→ What to do
Take every line from the listing below that contains "object".

→ Material for this task

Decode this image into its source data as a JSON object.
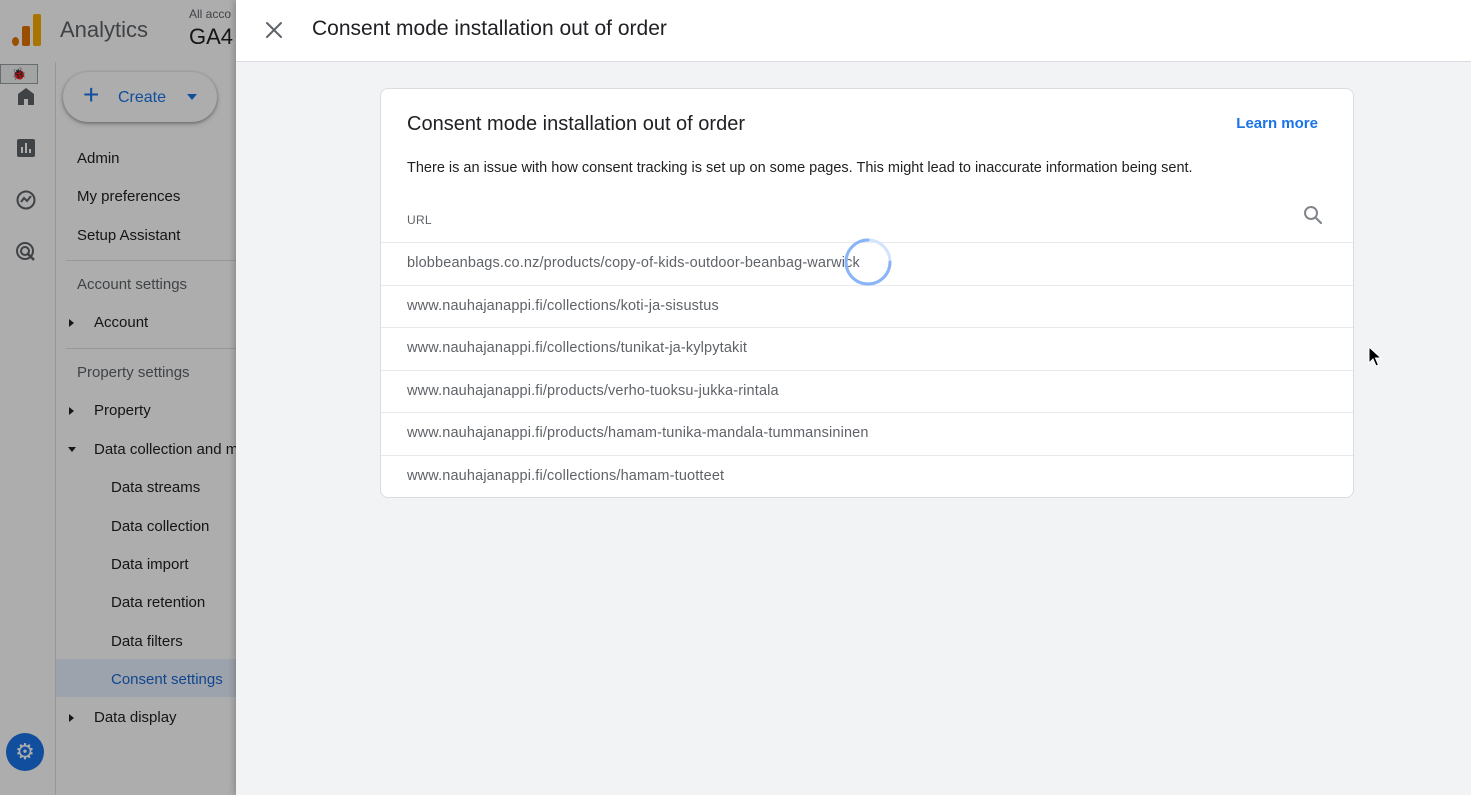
{
  "app": {
    "name": "Analytics",
    "account_label": "All acco",
    "property_label": "GA4"
  },
  "rail": {
    "bug_glyph": "🐞",
    "icons": [
      "home-icon",
      "reports-icon",
      "explore-icon",
      "advertising-icon"
    ],
    "settings_icon": "gear-icon"
  },
  "nav": {
    "create_label": "Create",
    "admin": "Admin",
    "my_preferences": "My preferences",
    "setup_assistant": "Setup Assistant",
    "account_settings": "Account settings",
    "account": "Account",
    "property_settings": "Property settings",
    "property": "Property",
    "data_collection_and": "Data collection and m",
    "data_streams": "Data streams",
    "data_collection": "Data collection",
    "data_import": "Data import",
    "data_retention": "Data retention",
    "data_filters": "Data filters",
    "consent_settings": "Consent settings",
    "data_display": "Data display"
  },
  "sheet": {
    "title": "Consent mode installation out of order",
    "close_icon": "close-icon"
  },
  "card": {
    "title": "Consent mode installation out of order",
    "learn_more": "Learn more",
    "description": "There is an issue with how consent tracking is set up on some pages. This might lead to inaccurate information being sent.",
    "column_header": "URL",
    "search_icon": "search-icon",
    "urls": [
      "blobbeanbags.co.nz/products/copy-of-kids-outdoor-beanbag-warwick",
      "www.nauhajanappi.fi/collections/koti-ja-sisustus",
      "www.nauhajanappi.fi/collections/tunikat-ja-kylpytakit",
      "www.nauhajanappi.fi/products/verho-tuoksu-jukka-rintala",
      "www.nauhajanappi.fi/products/hamam-tunika-mandala-tummansininen",
      "www.nauhajanappi.fi/collections/hamam-tuotteet"
    ]
  },
  "colors": {
    "accent": "#1a73e8",
    "spinner": "#1a73e8",
    "brand_orange": "#f9ab00"
  }
}
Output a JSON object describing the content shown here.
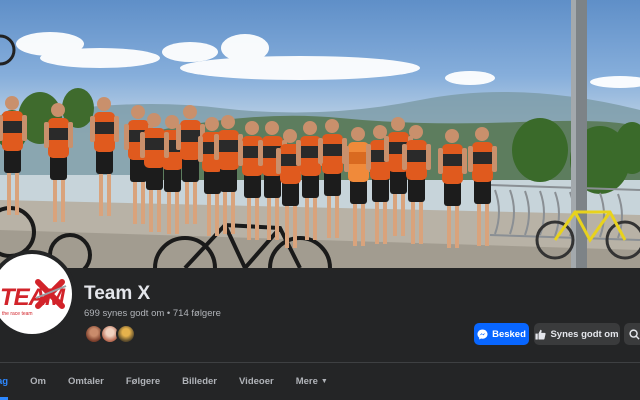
{
  "page": {
    "name": "Team X",
    "likes_text": "699 synes godt om",
    "separator": "•",
    "followers_text": "714 følgere"
  },
  "avatar": {
    "logo_text": "TEAMX",
    "logo_main": "TEAM",
    "logo_sub": "the race team"
  },
  "actions": {
    "message_label": "Besked",
    "like_label": "Synes godt om"
  },
  "tabs": [
    {
      "label": "Opslag",
      "visible_text": "ag",
      "active": true
    },
    {
      "label": "Om"
    },
    {
      "label": "Omtaler"
    },
    {
      "label": "Følgere"
    },
    {
      "label": "Billeder"
    },
    {
      "label": "Videoer"
    },
    {
      "label": "Mere",
      "caret": "▼"
    }
  ],
  "colors": {
    "background": "#242526",
    "accent_blue": "#0866ff",
    "tab_active": "#2d88ff",
    "text_primary": "#e4e6eb",
    "text_secondary": "#b0b3b8",
    "jersey_orange": "#e05a1e",
    "logo_red": "#d2232a"
  },
  "icons": {
    "message": "messenger-icon",
    "like": "thumbs-up-icon",
    "search": "search-icon"
  }
}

→ Written solution
Decode this image into its source data as a JSON object.
Output a JSON object describing the content shown here.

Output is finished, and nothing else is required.